In the years since leaving Plaxo to help start Google+, I’ve talked to nearly every “address book 2.0” startup that’s reared its head. Apparently I’ve got a reputation in the Valley for not being “over” this contact info problem. Many have offered clever twists, but none have fundamentally addressed the challenges above. And perhaps unsurprisingly, as a result, none have saved the world from its frustrating fragmentation. So why am I still eternally optimistic? Because it’s a real, mainstream problem, there’s no good reason people want fragmentation to persist, and increasingly smartphones do participate in the events that collect or verify contact info. Plus there’s still the cloud opportunity for making each other smarter. So how might such a solution emerge?

When trying to solve any complex social problem, one good question to ask is, “What does the ideal solution state look like?” In the case of up-to-date contact info, I’d argue we still don’t know. You could say it’s everyone being on a single social network and using it perfectly, but is that ever going to be realistic? I’d say it’s more likely a mix of assisted sync and scrounge. In other words: help me collect whatever’s been shared with me via social networks or communication tools. And the place to do that is logically a smartphone (backed by a cloud-hosted account). Google or Apple are, in theory, in a great position to make progress on this, but I suspect it will be a startup that gets the job done, since it can be their sole focus and brand identity.
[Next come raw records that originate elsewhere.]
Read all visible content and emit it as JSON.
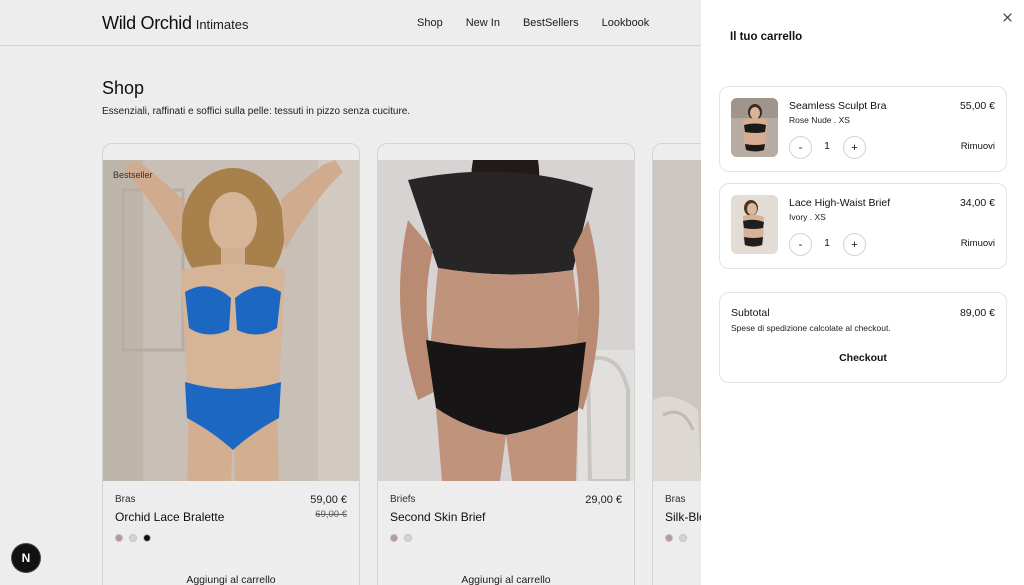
{
  "brand": {
    "name": "Wild Orchid",
    "tagline": "Intimates"
  },
  "nav": [
    "Shop",
    "New In",
    "BestSellers",
    "Lookbook"
  ],
  "shop": {
    "title": "Shop",
    "subtitle": "Essenziali, raffinati e soffici sulla pelle: tessuti in pizzo senza cuciture."
  },
  "products": [
    {
      "badge": "Bestseller",
      "category": "Bras",
      "name": "Orchid Lace Bralette",
      "price": "59,00 €",
      "old_price": "69,00 €",
      "swatches": [
        "#c9a3a0",
        "#e6e6e6",
        "#111111"
      ],
      "add_label": "Aggiungi al carrello"
    },
    {
      "badge": "",
      "category": "Briefs",
      "name": "Second Skin Brief",
      "price": "29,00 €",
      "old_price": "",
      "swatches": [
        "#c9a3a0",
        "#e6e6e6"
      ],
      "add_label": "Aggiungi al carrello"
    },
    {
      "badge": "",
      "category": "Bras",
      "name": "Silk-Ble",
      "price": "",
      "old_price": "",
      "swatches": [
        "#c9a3a0",
        "#e6e6e6"
      ],
      "add_label": ""
    }
  ],
  "cart": {
    "title": "Il tuo carrello",
    "close_icon": "close-icon",
    "items": [
      {
        "name": "Seamless Sculpt Bra",
        "variant": "Rose Nude . XS",
        "price": "55,00 €",
        "qty": "1",
        "minus": "-",
        "plus": "+",
        "remove": "Rimuovi"
      },
      {
        "name": "Lace High-Waist Brief",
        "variant": "Ivory . XS",
        "price": "34,00 €",
        "qty": "1",
        "minus": "-",
        "plus": "+",
        "remove": "Rimuovi"
      }
    ],
    "subtotal_label": "Subtotal",
    "subtotal_value": "89,00 €",
    "shipping_note": "Spese di spedizione calcolate al checkout.",
    "checkout_label": "Checkout"
  },
  "dev_badge": "N"
}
Such a startup would have to embrace the messy reality I’ve outlined above and turn it into a strength. Use all the available APIs and other tricks to help me find the contact info that has been shared with me. Keep track of when it was last updated (don’t make me guess). Parse through all my emails and texts for stuff that looks like contact info. Use my phone’s location history to ask me whose house I just visited when it doesn’t look like a business. Remind me what email or phone number each contact last used, and let me easily ping them back if I need some updated info. Help me build custom lists for things like holiday or birth announcements, and use that as an opportunity to ask for updated info. And partner with sites like TinyPrints not only to send those cards but also to send change-of-address cards when I myself move (something you should also be able to detect using my phone). Once you start gaining traction helping individuals keep their address books up-to-date, add a layer to pool it with family, friends, and colleagues in a privacy-preserving way (e.g. an easy way to see who knows someone’s phone number, but you still have to ask them to share it with you).

Is there enough here to build a successful business around? You be the judge. But is this still a real problem that real people still wish someone would solve? Abso-f*cking-lutely.